To the Editor:
The legal threat that halted the Center for the Study of Slavery and Justice’s planned Rosa Parks exhibit is truly disappointing (“Rosa Parks Exhibition Canceled,” March 15). But as an alumni supporter of CSSJ’s vital work, I am disappointed that The Herald’s coverage and the remarks of those upset with the decision leave readers with a false impression: that the Parks house is all there was to CSSJ’s plans for this topic.
In fact, the house was scheduled to be on display alongside a CSSJ-curated exhibition: “The Civil Rights Movement: Unfinished Business,” which would advance similar themes. That exhibition will now be on display in the fall and will broadly examine the black political organizing tradition in the struggle for equal rights. It will serve as an important resource for local schools and the wider community.
On the occasion of the Center’s fifth anniversary, the CSSJ will also be organizing a major conference to which the Brown community is invited: “Race, Memorialization and Memory.” This conference, held May 3 to 5, will examine the activism behind the Southern Freedom Movement and critically question the way the Civil Rights Movement has been represented through memorials and exhibitions. Those in attendance will also explore the question of how to create a memorial/marker/museum to the racial injustices of the present moment.
In focusing on the loss of a chance to challenge the dominant narrative of Rosa Parks — one examining her radical legacy and the demands it places on us today — the media and those upset with the University risk, ironically, essentializing that one opportunity and Parks’ sizable contributions. A legal cloud and the specter of family dissension would have sadly hung over the Parks house.
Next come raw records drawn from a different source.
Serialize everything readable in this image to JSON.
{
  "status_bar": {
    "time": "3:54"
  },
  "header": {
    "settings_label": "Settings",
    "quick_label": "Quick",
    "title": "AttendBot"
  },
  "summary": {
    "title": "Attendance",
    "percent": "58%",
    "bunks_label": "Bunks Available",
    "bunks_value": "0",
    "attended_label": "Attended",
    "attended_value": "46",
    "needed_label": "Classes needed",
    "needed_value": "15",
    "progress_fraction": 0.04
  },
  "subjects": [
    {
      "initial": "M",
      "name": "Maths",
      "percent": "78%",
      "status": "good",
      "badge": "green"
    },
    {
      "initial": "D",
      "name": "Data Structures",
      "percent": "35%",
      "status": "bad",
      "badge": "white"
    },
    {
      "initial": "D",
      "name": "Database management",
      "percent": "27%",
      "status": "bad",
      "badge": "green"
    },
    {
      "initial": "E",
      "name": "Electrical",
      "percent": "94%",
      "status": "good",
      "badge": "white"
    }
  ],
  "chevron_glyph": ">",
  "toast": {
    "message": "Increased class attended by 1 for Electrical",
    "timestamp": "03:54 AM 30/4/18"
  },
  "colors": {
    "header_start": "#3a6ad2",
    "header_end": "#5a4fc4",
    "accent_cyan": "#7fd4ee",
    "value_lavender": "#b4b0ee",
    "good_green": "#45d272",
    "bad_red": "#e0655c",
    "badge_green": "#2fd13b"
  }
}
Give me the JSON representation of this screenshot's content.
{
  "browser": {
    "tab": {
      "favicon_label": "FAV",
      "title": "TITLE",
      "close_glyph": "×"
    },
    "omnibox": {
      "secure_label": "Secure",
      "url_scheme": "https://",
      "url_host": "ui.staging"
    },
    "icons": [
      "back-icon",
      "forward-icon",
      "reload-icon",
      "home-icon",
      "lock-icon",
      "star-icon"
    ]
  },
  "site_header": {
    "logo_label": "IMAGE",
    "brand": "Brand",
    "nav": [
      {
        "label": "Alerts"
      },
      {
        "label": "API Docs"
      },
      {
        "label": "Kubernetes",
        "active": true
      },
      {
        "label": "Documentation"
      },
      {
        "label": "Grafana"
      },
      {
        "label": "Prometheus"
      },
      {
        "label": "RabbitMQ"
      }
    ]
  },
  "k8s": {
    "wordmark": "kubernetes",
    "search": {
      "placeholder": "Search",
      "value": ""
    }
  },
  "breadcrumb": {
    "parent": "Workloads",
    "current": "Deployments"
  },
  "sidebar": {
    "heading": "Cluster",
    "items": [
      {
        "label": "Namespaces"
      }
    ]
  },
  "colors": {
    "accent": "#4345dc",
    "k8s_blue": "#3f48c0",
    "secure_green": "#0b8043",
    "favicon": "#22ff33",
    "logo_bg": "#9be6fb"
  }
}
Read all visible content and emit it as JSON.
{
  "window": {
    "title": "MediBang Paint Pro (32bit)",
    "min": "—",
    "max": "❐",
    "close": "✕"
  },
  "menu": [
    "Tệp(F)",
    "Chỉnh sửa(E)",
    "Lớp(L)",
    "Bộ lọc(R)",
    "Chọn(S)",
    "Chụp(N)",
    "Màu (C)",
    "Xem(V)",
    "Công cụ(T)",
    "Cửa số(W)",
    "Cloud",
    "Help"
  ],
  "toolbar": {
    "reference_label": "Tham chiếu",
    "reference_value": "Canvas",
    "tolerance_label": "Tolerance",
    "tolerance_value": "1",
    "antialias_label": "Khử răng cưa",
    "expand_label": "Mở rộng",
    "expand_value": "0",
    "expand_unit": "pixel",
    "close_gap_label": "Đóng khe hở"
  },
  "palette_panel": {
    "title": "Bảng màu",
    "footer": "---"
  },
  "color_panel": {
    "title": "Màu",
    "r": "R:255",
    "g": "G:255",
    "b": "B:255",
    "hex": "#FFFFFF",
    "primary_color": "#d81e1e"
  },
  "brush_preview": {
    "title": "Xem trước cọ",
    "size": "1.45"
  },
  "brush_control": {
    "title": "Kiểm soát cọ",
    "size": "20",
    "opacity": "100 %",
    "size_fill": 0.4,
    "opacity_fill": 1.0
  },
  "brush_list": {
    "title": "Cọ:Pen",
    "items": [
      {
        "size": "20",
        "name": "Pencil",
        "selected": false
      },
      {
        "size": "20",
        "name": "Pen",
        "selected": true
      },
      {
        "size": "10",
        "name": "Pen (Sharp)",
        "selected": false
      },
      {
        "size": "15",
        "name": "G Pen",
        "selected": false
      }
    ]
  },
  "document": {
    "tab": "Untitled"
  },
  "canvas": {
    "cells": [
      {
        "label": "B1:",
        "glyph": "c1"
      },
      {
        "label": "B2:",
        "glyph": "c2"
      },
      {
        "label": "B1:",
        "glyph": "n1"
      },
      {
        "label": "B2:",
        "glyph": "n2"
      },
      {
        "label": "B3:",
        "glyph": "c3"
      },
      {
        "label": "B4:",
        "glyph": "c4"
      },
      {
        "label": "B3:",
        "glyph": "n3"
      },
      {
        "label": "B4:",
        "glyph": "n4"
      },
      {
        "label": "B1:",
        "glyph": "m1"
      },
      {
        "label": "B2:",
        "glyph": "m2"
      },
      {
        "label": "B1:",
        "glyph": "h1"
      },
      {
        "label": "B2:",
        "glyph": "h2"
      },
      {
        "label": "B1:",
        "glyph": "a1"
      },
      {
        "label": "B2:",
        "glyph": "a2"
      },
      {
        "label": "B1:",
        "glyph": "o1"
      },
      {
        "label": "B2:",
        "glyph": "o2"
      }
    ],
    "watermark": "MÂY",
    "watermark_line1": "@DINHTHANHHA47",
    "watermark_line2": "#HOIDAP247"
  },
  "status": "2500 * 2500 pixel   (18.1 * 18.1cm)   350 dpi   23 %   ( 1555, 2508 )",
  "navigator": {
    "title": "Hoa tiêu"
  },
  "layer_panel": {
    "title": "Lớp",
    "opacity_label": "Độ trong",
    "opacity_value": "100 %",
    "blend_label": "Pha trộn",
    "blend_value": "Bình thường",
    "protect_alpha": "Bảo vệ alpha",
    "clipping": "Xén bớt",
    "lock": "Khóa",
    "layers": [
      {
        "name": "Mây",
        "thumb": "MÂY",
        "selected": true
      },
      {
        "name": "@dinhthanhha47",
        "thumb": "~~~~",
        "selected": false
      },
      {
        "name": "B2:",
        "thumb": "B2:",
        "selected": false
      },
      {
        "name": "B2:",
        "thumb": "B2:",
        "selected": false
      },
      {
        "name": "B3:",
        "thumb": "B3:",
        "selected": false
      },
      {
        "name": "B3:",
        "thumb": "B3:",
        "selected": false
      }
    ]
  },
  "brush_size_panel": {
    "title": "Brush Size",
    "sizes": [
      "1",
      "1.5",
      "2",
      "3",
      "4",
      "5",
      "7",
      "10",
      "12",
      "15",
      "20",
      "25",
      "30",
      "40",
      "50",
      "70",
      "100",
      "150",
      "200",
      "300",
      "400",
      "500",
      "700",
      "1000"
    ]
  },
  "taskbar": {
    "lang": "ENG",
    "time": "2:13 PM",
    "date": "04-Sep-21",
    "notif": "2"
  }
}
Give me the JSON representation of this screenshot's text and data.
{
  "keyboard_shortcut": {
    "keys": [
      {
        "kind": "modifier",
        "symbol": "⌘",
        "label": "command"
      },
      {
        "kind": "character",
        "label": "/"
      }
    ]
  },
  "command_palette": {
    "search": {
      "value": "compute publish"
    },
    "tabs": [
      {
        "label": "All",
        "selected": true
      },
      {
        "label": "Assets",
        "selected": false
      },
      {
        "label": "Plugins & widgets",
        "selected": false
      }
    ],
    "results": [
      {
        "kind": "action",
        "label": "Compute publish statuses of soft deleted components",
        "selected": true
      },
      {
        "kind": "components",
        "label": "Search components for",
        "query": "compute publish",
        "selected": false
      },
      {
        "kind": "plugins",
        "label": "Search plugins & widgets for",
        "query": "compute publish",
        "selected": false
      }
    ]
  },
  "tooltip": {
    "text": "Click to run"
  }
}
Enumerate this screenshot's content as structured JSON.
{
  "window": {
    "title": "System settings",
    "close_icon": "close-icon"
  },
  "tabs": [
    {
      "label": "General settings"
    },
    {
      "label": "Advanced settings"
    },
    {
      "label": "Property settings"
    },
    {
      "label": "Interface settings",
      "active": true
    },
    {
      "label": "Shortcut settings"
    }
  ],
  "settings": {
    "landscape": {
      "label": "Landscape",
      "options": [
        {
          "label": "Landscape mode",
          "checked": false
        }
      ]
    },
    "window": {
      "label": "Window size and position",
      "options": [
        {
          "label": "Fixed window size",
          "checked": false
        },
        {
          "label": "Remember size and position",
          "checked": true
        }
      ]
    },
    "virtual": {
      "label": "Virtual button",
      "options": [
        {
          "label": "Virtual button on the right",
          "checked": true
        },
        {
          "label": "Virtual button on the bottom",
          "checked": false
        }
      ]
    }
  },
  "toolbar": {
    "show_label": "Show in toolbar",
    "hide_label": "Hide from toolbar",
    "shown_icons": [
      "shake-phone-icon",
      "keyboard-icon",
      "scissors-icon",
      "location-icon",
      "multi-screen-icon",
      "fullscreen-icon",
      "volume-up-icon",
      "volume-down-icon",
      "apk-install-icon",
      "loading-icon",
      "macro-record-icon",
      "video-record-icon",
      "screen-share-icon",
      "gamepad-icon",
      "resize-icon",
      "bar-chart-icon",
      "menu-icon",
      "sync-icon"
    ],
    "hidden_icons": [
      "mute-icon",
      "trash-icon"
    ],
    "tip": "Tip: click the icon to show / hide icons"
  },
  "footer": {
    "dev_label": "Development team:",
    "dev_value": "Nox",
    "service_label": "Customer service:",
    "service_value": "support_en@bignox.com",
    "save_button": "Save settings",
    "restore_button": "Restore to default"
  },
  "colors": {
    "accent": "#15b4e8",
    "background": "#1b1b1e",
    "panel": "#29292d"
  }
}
Examining the context and legacy of the freedom struggle’s unsung heroes is not a consolation prize but an opportunity to achieve the exact same end.
I hope that the Brown community, and those who pledged their financial support for the Parks house exhibit, will move on from this disappointment and support these endeavors just as surely.
Sean Siperstein ’05
Steering Committee, Friends of the Center for the Study of Slavery and Justice